_Your assignment_: Every line below should be copied exactly; drop the pictures.

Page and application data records
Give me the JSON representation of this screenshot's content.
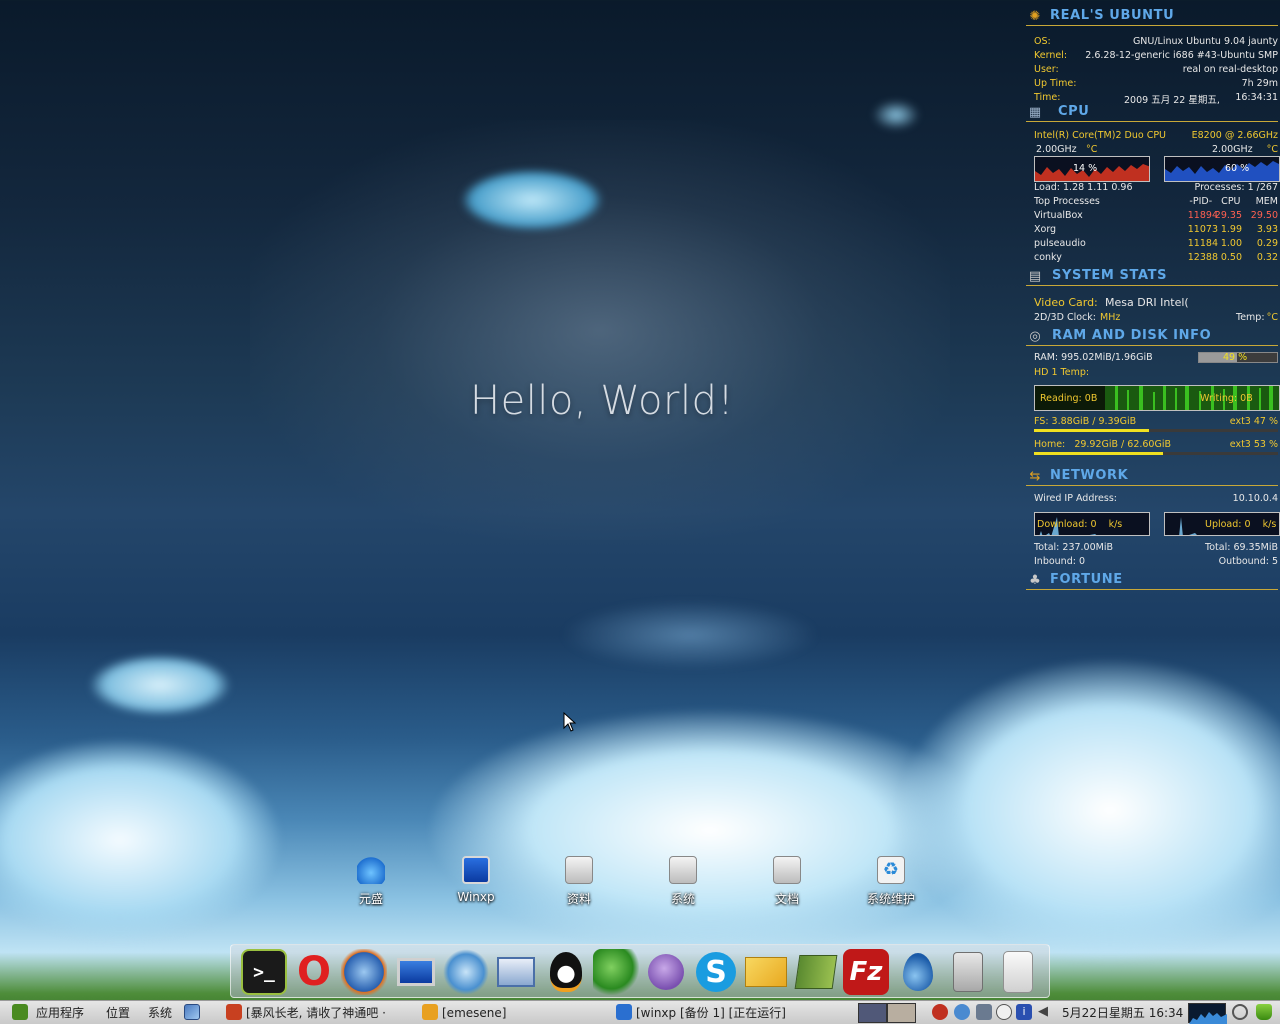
{
  "desktop": {
    "greeting": "Hello, World!",
    "icons": [
      {
        "label": "元盛",
        "icon": "blue-flower-icon"
      },
      {
        "label": "Winxp",
        "icon": "monitor-icon"
      },
      {
        "label": "资料",
        "icon": "drive-icon"
      },
      {
        "label": "系统",
        "icon": "drive-icon"
      },
      {
        "label": "文档",
        "icon": "drive-icon"
      },
      {
        "label": "系统维护",
        "icon": "recycle-icon"
      }
    ]
  },
  "conky": {
    "header": {
      "title": "REAL'S UBUNTU",
      "os_label": "OS:",
      "os_value": "GNU/Linux Ubuntu 9.04 jaunty",
      "kernel_label": "Kernel:",
      "kernel_value": "2.6.28-12-generic i686 #43-Ubuntu SMP",
      "user_label": "User:",
      "user_value": "real on real-desktop",
      "uptime_label": "Up Time:",
      "uptime_value": "7h 29m",
      "time_label": "Time:",
      "time_date": "2009 五月 22 星期五,",
      "time_clock": "16:34:31"
    },
    "cpu": {
      "title": "CPU",
      "model": "Intel(R) Core(TM)2 Duo CPU",
      "model_right": "E8200 @ 2.66GHz",
      "core1_freq": "2.00GHz",
      "core1_unit": "°C",
      "core2_freq": "2.00GHz",
      "core2_unit": "°C",
      "core1_usage": "14 %",
      "core2_usage": "60 %",
      "core1_fraction": 0.14,
      "core2_fraction": 0.6,
      "load": "Load: 1.28 1.11 0.96",
      "processes": "Processes: 1 /267",
      "top_label": "Top Processes",
      "top_cols": "-PID-   CPU     MEM",
      "procs": [
        {
          "name": "VirtualBox",
          "pid": "11894",
          "cpu": "29.35",
          "mem": "29.50"
        },
        {
          "name": "Xorg",
          "pid": "11073",
          "cpu": "1.99",
          "mem": "3.93"
        },
        {
          "name": "pulseaudio",
          "pid": "11184",
          "cpu": "1.00",
          "mem": "0.29"
        },
        {
          "name": "conky",
          "pid": "12388",
          "cpu": "0.50",
          "mem": "0.32"
        }
      ]
    },
    "system": {
      "title": "SYSTEM STATS",
      "video_label": "Video Card:",
      "video_value": "Mesa DRI Intel(",
      "clock_label": "2D/3D Clock:",
      "clock_unit": "MHz",
      "temp_label": "Temp:",
      "temp_unit": "°C"
    },
    "ram": {
      "title": "RAM AND DISK INFO",
      "ram_text": "RAM: 995.02MiB/1.96GiB",
      "ram_percent": "49 %",
      "ram_fraction": 0.49,
      "hd_temp": "HD 1 Temp:",
      "reading": "Reading: 0B",
      "writing": "Writing: 0B",
      "fs_text": "FS: 3.88GiB  / 9.39GiB",
      "fs_type": "ext3 47 %",
      "fs_fraction": 0.47,
      "home_text": "Home:   29.92GiB / 62.60GiB",
      "home_type": "ext3 53 %",
      "home_fraction": 0.53
    },
    "network": {
      "title": "NETWORK",
      "ip_label": "Wired IP Address:",
      "ip_value": "10.10.0.4",
      "download": "Download: 0    k/s",
      "upload": "Upload: 0    k/s",
      "total_down": "Total: 237.00MiB",
      "total_up": "Total: 69.35MiB",
      "inbound": "Inbound: 0",
      "outbound": "Outbound: 5"
    },
    "fortune": {
      "title": "FORTUNE"
    }
  },
  "dock": {
    "items": [
      "terminal-icon",
      "opera-icon",
      "firefox-icon",
      "display-icon",
      "network-globe-icon",
      "remote-desktop-icon",
      "qq-icon",
      "messenger-icon",
      "pidgin-icon",
      "skype-icon",
      "mail-icon",
      "books-icon",
      "filezilla-icon",
      "drop-icon",
      "hard-disk-icon",
      "ipod-icon"
    ]
  },
  "taskbar": {
    "applications": "应用程序",
    "places": "位置",
    "system": "系统",
    "windows": [
      "[暴风长老, 请收了神通吧 ·",
      "[emesene]",
      "[winxp [备份 1] [正在运行]"
    ],
    "clock": "5月22日星期五 16:34"
  }
}
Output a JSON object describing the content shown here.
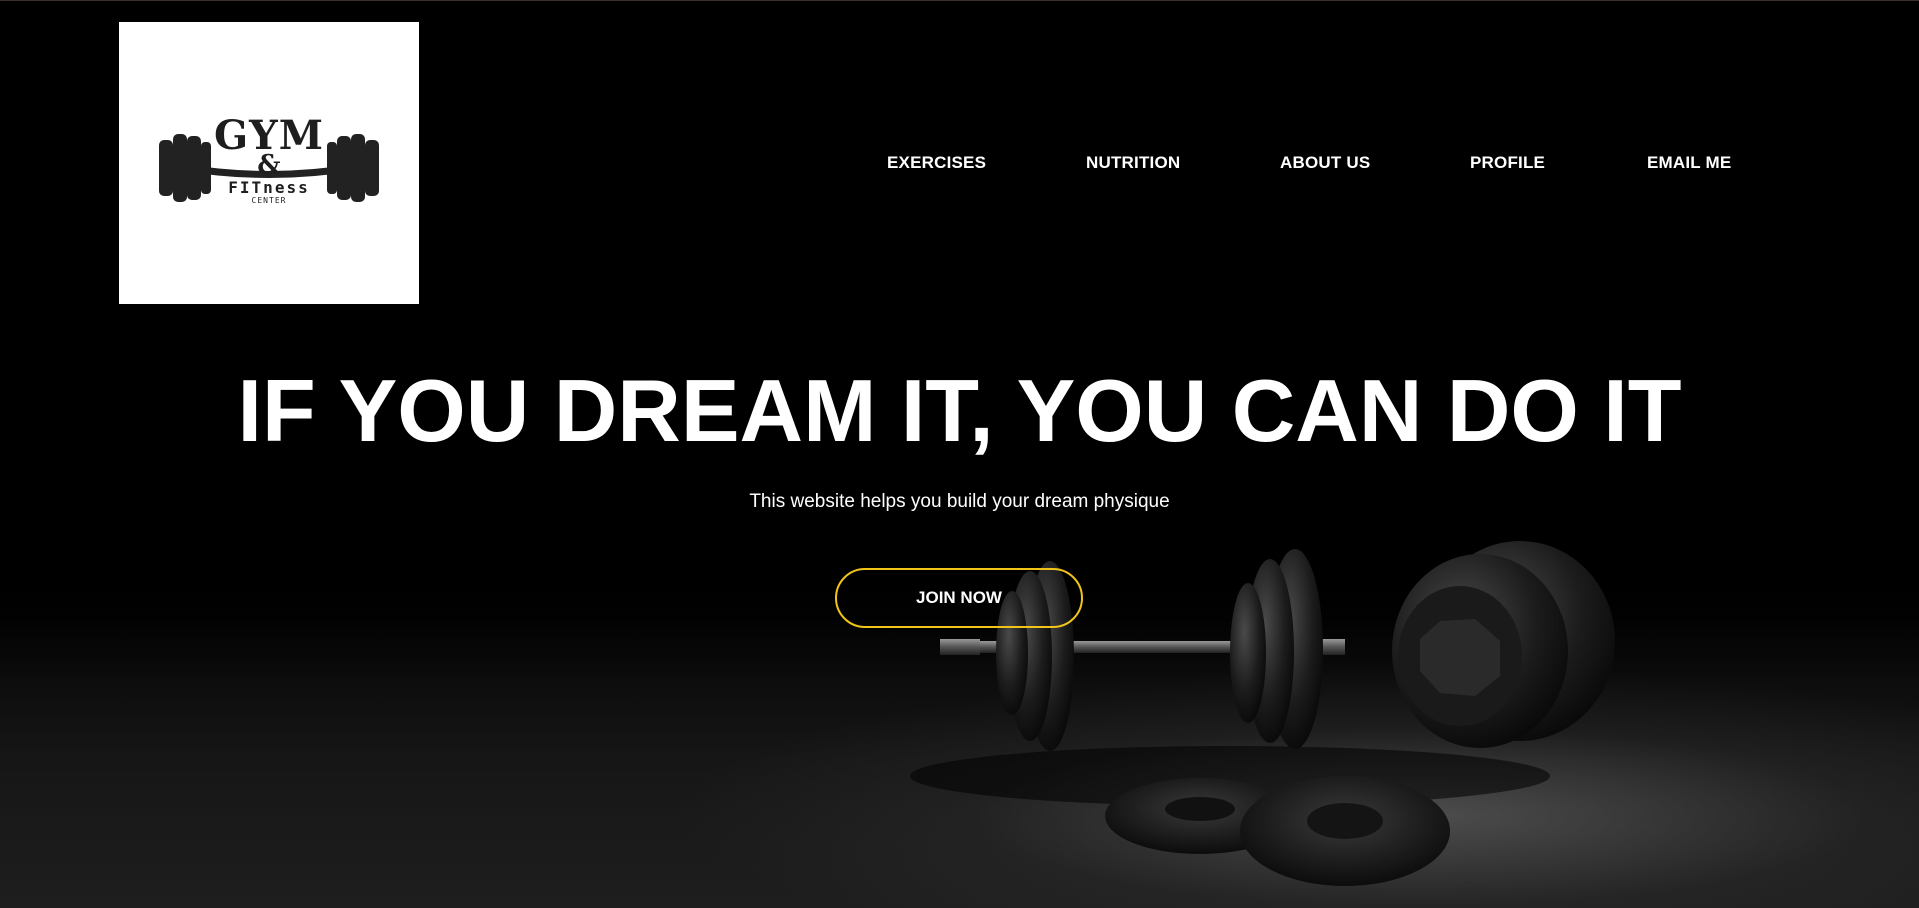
{
  "logo": {
    "line1": "GYM",
    "line2": "&",
    "line3": "FITness",
    "line4": "CENTER"
  },
  "nav": {
    "items": [
      {
        "label": "EXERCISES"
      },
      {
        "label": "NUTRITION"
      },
      {
        "label": "ABOUT US"
      },
      {
        "label": "PROFILE"
      },
      {
        "label": "EMAIL ME"
      }
    ]
  },
  "hero": {
    "title": "IF YOU DREAM IT, YOU CAN DO IT",
    "subtitle": "This website helps you build your dream physique",
    "cta_label": "JOIN NOW"
  },
  "colors": {
    "background": "#000000",
    "text": "#ffffff",
    "cta_border": "#f0c419"
  },
  "icons": {
    "logo_emblem": "barbell-icon",
    "background_image": "dumbbells-illustration"
  }
}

_Your response_:
Give me the JSON representation of this screenshot's content.
{
  "desktop": {
    "greeting": "Hello, World!",
    "icons": [
      {
        "label": "元盛",
        "icon": "blue-flower-icon"
      },
      {
        "label": "Winxp",
        "icon": "monitor-icon"
      },
      {
        "label": "资料",
        "icon": "drive-icon"
      },
      {
        "label": "系统",
        "icon": "drive-icon"
      },
      {
        "label": "文档",
        "icon": "drive-icon"
      },
      {
        "label": "系统维护",
        "icon": "recycle-icon"
      }
    ]
  },
  "conky": {
    "header": {
      "title": "REAL'S UBUNTU",
      "os_label": "OS:",
      "os_value": "GNU/Linux Ubuntu 9.04 jaunty",
      "kernel_label": "Kernel:",
      "kernel_value": "2.6.28-12-generic i686 #43-Ubuntu SMP",
      "user_label": "User:",
      "user_value": "real on real-desktop",
      "uptime_label": "Up Time:",
      "uptime_value": "7h 29m",
      "time_label": "Time:",
      "time_date": "2009 五月 22 星期五,",
      "time_clock": "16:34:31"
    },
    "cpu": {
      "title": "CPU",
      "model": "Intel(R) Core(TM)2 Duo CPU",
      "model_right": "E8200 @ 2.66GHz",
      "core1_freq": "2.00GHz",
      "core1_unit": "°C",
      "core2_freq": "2.00GHz",
      "core2_unit": "°C",
      "core1_usage": "14 %",
      "core2_usage": "60 %",
      "core1_fraction": 0.14,
      "core2_fraction": 0.6,
      "load": "Load: 1.28 1.11 0.96",
      "processes": "Processes: 1 /267",
      "top_label": "Top Processes",
      "top_cols": "-PID-   CPU     MEM",
      "procs": [
        {
          "name": "VirtualBox",
          "pid": "11894",
          "cpu": "29.35",
          "mem": "29.50"
        },
        {
          "name": "Xorg",
          "pid": "11073",
          "cpu": "1.99",
          "mem": "3.93"
        },
        {
          "name": "pulseaudio",
          "pid": "11184",
          "cpu": "1.00",
          "mem": "0.29"
        },
        {
          "name": "conky",
          "pid": "12388",
          "cpu": "0.50",
          "mem": "0.32"
        }
      ]
    },
    "system": {
      "title": "SYSTEM STATS",
      "video_label": "Video Card:",
      "video_value": "Mesa DRI Intel(",
      "clock_label": "2D/3D Clock:",
      "clock_unit": "MHz",
      "temp_label": "Temp:",
      "temp_unit": "°C"
    },
    "ram": {
      "title": "RAM AND DISK INFO",
      "ram_text": "RAM: 995.02MiB/1.96GiB",
      "ram_percent": "49 %",
      "ram_fraction": 0.49,
      "hd_temp": "HD 1 Temp:",
      "reading": "Reading: 0B",
      "writing": "Writing: 0B",
      "fs_text": "FS: 3.88GiB  / 9.39GiB",
      "fs_type": "ext3 47 %",
      "fs_fraction": 0.47,
      "home_text": "Home:   29.92GiB / 62.60GiB",
      "home_type": "ext3 53 %",
      "home_fraction": 0.53
    },
    "network": {
      "title": "NETWORK",
      "ip_label": "Wired IP Address:",
      "ip_value": "10.10.0.4",
      "download": "Download: 0    k/s",
      "upload": "Upload: 0    k/s",
      "total_down": "Total: 237.00MiB",
      "total_up": "Total: 69.35MiB",
      "inbound": "Inbound: 0",
      "outbound": "Outbound: 5"
    },
    "fortune": {
      "title": "FORTUNE"
    }
  },
  "dock": {
    "items": [
      "terminal-icon",
      "opera-icon",
      "firefox-icon",
      "display-icon",
      "network-globe-icon",
      "remote-desktop-icon",
      "qq-icon",
      "messenger-icon",
      "pidgin-icon",
      "skype-icon",
      "mail-icon",
      "books-icon",
      "filezilla-icon",
      "drop-icon",
      "hard-disk-icon",
      "ipod-icon"
    ]
  },
  "taskbar": {
    "applications": "应用程序",
    "places": "位置",
    "system": "系统",
    "windows": [
      "[暴风长老, 请收了神通吧 ·",
      "[emesene]",
      "[winxp [备份 1] [正在运行]"
    ],
    "clock": "5月22日星期五 16:34"
  }
}
Output a JSON object describing the content shown here.
{
  "logo": {
    "line1": "GYM",
    "line2": "&",
    "line3": "FITness",
    "line4": "CENTER"
  },
  "nav": {
    "items": [
      {
        "label": "EXERCISES"
      },
      {
        "label": "NUTRITION"
      },
      {
        "label": "ABOUT US"
      },
      {
        "label": "PROFILE"
      },
      {
        "label": "EMAIL ME"
      }
    ]
  },
  "hero": {
    "title": "IF YOU DREAM IT, YOU CAN DO IT",
    "subtitle": "This website helps you build your dream physique",
    "cta_label": "JOIN NOW"
  },
  "colors": {
    "background": "#000000",
    "text": "#ffffff",
    "cta_border": "#f0c419"
  },
  "icons": {
    "logo_emblem": "barbell-icon",
    "background_image": "dumbbells-illustration"
  }
}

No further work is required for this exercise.